The use of soil as a building material
One Japanese architect – Yasuhiro Yamashita – considers the use of soil to be key to the future of building. He says: “It offers excellent heat and sound insulation, humidity-controlled properties and it is available at reasonable cost everywhere - while being harmless to the environment.”But this is not a new concept - using soil to make walls and homes has been done for thousands of years... What could be more natural?
Jane writes for Healing Natural Oils, a producer and retailer of high-quality, all-natural treatments for a variety of conditions as well as a range of beauty products. Apart from writing about those various conditions, she also covers general health, environmental and other subjects of interest. She has lived in Kenya as well as Cape Town, South Africa and spent time in San Diego, USA. She now lives in Somerset, England with regular visits from her far-flung children and grandchildren. She is a keen gardener and enjoys growing fresh fruit and vegetables with her husband on their joint allotment.

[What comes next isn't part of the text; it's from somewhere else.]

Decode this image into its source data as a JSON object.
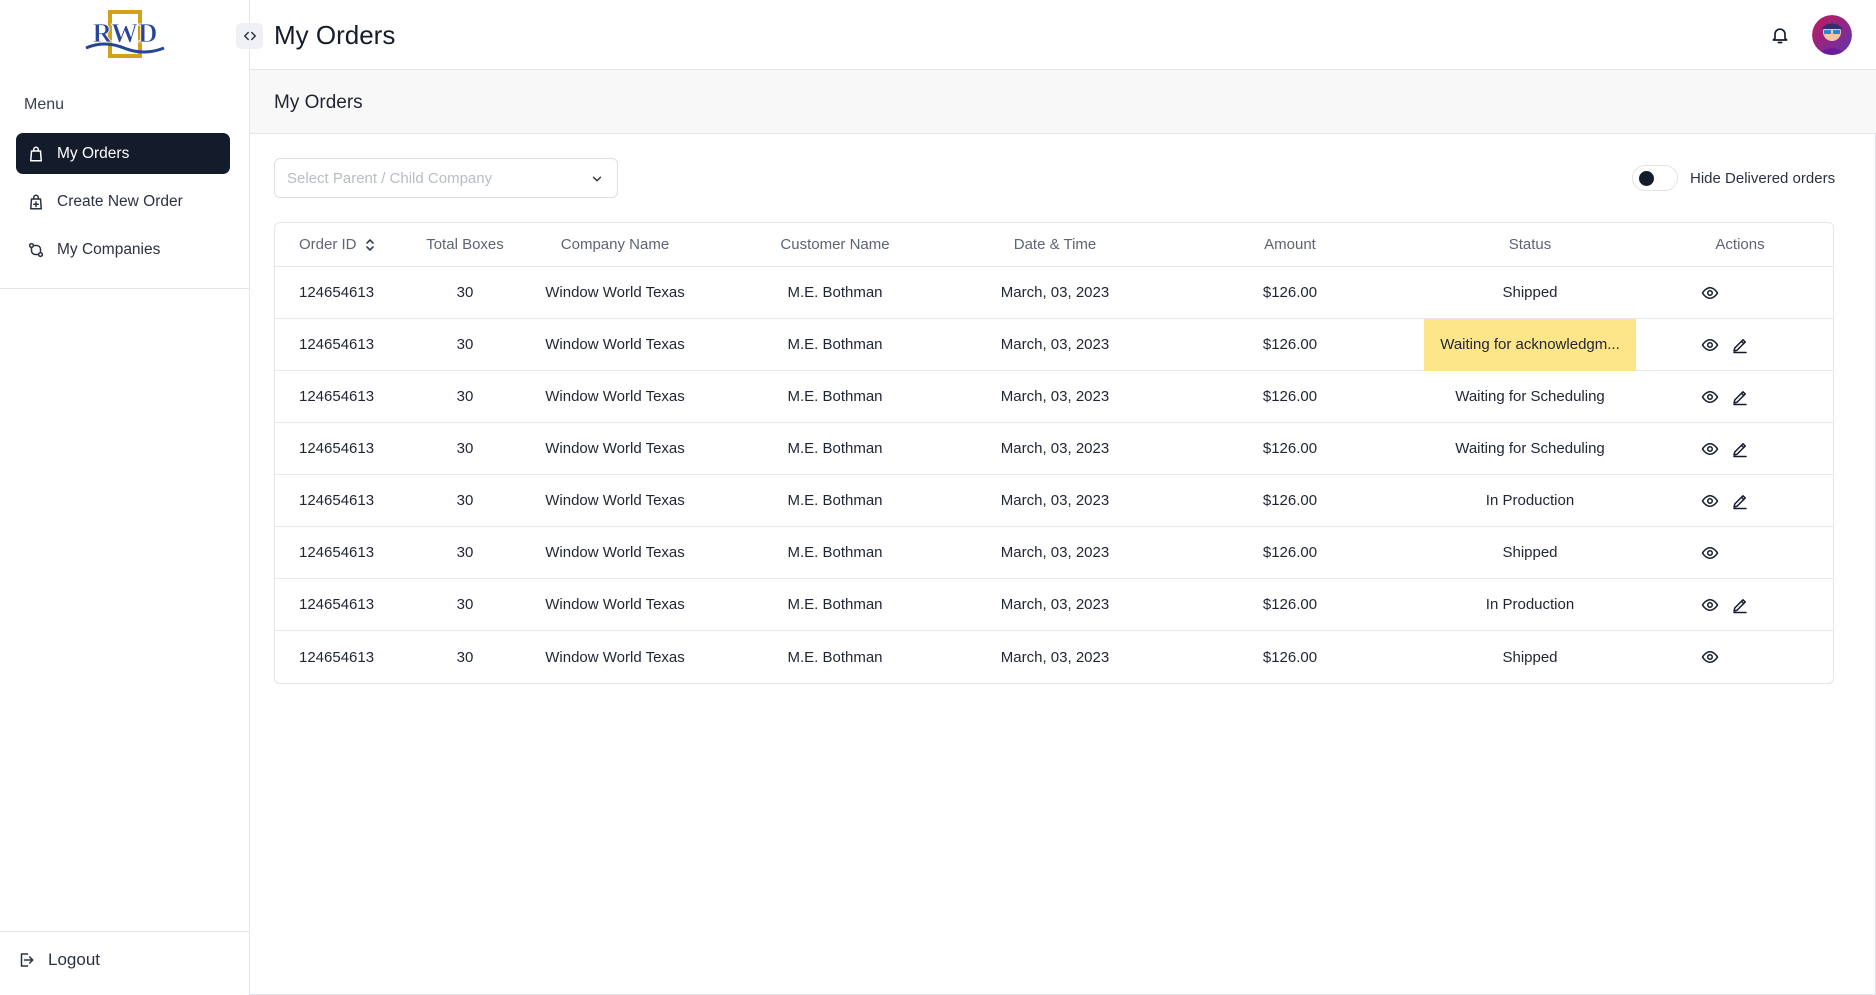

As a result, there is something available to use in the kitchen virtually all year round. Her regular posts can be found on our blog.